Image: DARPA

Image: DARPA

DARPA just announced the launch of a new extremely exciting program: Atoms to Product (A2P). The aim is to develop a suit of technologies that will allow manufacturing of products from the nanoscale up to what we know as ‘life size’. The revolutionary miniaturization and assembly methods would work at scales 100,000 times smaller than current state-of-the-art technology. If found successful, then DARPA might be able to make macroscale products (anything from the size of a tennis ball to a tank) that exhibit nanoscale or quantum properties usually encountered  when we delve in the core of atoms. 

When fabricated at extremely small scales (a few ten-billionths of a meter), materials exhibit extremely peculiar behavior which in some cases can be useful to society.
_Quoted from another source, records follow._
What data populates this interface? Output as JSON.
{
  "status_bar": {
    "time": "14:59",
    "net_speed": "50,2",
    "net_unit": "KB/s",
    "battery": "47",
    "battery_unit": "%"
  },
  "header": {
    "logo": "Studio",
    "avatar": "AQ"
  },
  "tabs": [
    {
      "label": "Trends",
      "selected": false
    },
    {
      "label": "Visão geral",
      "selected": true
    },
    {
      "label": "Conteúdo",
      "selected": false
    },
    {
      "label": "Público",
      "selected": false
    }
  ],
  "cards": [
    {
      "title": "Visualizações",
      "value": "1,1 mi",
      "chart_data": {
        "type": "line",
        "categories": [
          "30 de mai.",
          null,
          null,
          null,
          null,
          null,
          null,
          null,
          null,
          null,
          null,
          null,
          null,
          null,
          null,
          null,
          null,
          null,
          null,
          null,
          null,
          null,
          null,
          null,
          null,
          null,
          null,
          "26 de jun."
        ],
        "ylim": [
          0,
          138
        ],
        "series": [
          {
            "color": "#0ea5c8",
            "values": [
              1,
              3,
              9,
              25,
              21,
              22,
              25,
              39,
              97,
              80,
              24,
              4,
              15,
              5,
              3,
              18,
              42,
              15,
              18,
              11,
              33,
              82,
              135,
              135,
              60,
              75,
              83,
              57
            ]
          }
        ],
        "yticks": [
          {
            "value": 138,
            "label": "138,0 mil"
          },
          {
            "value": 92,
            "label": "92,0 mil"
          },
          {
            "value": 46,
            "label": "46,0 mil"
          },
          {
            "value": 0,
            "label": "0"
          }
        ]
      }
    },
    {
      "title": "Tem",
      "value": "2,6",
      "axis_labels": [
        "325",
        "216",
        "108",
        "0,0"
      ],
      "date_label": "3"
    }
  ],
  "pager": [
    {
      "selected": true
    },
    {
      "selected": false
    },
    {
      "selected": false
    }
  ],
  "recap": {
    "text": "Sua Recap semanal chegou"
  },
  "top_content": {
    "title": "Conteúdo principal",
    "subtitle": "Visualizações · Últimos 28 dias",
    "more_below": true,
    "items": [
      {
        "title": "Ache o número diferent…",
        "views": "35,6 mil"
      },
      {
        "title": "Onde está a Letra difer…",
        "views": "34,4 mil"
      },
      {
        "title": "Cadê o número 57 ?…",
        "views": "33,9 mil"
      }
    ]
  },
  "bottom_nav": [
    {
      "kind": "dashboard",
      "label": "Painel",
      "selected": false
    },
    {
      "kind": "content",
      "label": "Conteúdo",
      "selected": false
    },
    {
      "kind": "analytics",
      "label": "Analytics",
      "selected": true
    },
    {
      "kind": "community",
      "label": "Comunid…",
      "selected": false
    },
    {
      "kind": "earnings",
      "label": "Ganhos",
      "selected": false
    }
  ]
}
These include quantized electrical characteristics, glueless adhesion, rapid temperature changes, and tunable light absorption and scattering that, if available in human-scale products and systems, could offer potentially revolutionary defense and commercial capabilities.

Subscribe to our newsletter and receive our new book for FREE
Join 50,000+ subscribers vaccinated against pseudoscience
Download NOW
By subscribing you agree to our Privacy Policy. Give it a try, you can unsubscribe anytime.

“If successful, A2P could help enable creation of entirely new classes of materials that exhibit nanoscale properties at all scales,” DARPA program manager John Main said in a news release, “It could lead to the ability to miniaturize materials, processes and devices that can’t be miniaturized with current technology, as well as build three-dimensional products and systems at much smaller sizes.”

This kind of scaled assembly, working from the nanoscale up to millions of orders of magnitude in size, is widely found in nature. Prime examples include all plants and animals, which are effectively systems assembled from atomic- and molecular-scale components a million to a billion times smaller than the whole organism. What DARPA is trying to do is to lay a foundation for a similar assembly method that might lead to a whole new class of materials.

So, how excited should we be about this? Not all DARPA projects work and the defense agency is known for dabbling in a slew of domains. When its projects work, however, they offer the opportunity to transform the world. Though a defense institution, DARPA has slipped many of its tech to civilian hands. To name a few: internet, GPS or graphical user interface.